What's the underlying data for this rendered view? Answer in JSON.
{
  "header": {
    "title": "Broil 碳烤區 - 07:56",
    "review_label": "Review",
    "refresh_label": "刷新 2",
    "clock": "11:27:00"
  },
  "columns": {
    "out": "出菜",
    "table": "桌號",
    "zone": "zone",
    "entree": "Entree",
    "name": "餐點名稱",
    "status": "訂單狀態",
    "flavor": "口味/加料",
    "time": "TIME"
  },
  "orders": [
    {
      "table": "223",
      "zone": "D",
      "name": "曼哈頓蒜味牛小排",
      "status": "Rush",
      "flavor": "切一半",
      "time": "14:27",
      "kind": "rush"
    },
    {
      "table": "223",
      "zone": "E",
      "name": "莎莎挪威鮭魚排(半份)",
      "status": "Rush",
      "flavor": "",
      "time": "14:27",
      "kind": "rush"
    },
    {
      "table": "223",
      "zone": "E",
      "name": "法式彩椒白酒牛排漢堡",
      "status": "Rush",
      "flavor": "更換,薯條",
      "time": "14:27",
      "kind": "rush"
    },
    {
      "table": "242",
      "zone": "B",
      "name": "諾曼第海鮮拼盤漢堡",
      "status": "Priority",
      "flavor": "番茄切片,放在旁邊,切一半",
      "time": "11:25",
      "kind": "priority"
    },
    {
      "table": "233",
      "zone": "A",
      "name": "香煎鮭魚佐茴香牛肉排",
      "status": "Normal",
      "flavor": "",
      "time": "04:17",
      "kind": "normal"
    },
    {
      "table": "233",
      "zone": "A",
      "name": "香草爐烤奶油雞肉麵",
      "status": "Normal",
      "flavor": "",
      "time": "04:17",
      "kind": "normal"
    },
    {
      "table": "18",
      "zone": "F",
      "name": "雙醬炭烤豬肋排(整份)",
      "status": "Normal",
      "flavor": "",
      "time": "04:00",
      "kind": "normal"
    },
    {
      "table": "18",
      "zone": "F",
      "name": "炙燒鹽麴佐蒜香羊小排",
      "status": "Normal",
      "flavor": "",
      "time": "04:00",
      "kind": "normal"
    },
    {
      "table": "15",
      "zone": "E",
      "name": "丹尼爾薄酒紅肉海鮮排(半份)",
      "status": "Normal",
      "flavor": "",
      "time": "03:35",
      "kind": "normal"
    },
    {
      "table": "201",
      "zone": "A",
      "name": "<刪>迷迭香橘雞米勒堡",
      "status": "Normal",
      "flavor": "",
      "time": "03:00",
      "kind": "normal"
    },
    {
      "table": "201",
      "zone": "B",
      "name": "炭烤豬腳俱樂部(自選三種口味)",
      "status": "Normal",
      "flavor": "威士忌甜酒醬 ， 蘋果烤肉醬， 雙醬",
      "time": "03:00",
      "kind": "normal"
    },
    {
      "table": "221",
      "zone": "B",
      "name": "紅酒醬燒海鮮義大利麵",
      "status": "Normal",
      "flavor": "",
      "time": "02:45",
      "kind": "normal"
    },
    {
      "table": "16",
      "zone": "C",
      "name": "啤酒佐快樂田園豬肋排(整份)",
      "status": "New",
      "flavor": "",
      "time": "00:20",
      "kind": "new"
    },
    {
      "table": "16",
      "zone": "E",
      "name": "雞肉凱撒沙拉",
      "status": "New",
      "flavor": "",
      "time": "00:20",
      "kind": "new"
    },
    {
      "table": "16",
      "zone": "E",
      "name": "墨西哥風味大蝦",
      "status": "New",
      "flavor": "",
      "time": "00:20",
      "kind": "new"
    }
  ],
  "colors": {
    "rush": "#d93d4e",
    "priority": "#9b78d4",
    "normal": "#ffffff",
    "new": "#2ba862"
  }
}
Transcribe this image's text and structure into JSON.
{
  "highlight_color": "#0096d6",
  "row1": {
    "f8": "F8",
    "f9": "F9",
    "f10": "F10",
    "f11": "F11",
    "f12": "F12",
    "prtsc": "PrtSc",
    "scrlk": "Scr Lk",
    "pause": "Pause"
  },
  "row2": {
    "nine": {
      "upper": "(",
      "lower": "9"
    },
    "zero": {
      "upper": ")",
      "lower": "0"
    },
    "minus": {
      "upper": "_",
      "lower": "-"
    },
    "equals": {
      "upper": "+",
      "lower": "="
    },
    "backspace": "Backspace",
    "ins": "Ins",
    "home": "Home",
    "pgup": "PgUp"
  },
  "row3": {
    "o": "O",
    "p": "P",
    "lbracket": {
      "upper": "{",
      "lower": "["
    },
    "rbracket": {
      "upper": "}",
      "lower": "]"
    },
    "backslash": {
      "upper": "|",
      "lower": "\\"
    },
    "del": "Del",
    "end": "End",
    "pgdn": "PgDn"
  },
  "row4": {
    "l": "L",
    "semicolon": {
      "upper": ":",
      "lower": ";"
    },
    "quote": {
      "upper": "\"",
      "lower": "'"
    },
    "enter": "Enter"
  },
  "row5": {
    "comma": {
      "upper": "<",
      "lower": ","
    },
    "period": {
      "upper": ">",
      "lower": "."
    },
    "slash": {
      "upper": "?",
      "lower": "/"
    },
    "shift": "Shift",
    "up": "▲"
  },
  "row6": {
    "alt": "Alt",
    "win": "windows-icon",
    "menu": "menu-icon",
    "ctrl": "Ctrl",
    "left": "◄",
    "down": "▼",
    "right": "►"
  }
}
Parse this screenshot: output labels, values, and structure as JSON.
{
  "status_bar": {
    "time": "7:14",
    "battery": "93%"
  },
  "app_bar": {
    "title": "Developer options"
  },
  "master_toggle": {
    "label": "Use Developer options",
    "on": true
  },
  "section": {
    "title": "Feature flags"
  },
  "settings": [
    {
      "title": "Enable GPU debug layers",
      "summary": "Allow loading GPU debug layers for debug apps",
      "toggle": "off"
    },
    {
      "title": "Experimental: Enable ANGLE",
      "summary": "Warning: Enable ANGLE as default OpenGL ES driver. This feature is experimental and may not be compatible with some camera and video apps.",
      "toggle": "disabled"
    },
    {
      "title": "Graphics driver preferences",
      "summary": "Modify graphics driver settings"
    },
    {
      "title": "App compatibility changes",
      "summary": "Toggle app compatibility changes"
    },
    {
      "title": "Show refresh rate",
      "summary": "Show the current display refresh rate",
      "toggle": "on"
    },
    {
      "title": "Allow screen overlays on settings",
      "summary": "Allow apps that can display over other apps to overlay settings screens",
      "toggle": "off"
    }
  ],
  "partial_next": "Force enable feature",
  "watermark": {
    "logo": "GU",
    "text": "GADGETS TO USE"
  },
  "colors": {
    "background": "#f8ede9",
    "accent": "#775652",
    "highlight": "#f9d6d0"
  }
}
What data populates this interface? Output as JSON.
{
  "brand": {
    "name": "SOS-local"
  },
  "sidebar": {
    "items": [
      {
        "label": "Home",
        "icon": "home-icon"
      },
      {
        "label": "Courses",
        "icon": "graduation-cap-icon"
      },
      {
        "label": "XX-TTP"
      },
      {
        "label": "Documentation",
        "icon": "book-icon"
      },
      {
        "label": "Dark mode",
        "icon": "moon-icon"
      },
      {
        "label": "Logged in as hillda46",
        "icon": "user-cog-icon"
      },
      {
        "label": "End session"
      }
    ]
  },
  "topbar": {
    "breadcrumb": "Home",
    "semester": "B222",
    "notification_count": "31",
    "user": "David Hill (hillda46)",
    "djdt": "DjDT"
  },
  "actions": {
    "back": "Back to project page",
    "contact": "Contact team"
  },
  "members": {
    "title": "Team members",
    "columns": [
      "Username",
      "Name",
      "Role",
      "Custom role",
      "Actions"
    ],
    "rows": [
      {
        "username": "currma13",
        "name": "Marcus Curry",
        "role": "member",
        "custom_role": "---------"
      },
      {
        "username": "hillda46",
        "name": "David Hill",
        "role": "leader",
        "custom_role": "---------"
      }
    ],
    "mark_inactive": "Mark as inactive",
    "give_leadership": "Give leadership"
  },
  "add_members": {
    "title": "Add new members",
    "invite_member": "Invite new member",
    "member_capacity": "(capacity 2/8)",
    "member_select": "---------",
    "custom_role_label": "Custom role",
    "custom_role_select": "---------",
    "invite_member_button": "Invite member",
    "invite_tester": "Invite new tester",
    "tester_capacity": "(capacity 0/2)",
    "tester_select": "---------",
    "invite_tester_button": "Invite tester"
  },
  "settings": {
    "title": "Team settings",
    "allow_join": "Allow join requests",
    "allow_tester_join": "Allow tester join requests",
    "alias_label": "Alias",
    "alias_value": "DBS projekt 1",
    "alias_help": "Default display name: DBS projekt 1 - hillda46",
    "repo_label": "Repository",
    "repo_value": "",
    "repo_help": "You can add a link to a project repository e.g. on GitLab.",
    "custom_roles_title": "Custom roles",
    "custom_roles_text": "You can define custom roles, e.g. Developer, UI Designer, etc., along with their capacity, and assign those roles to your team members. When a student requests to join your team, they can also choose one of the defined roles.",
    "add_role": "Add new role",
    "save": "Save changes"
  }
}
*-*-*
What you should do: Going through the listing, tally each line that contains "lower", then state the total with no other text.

Task answer: 12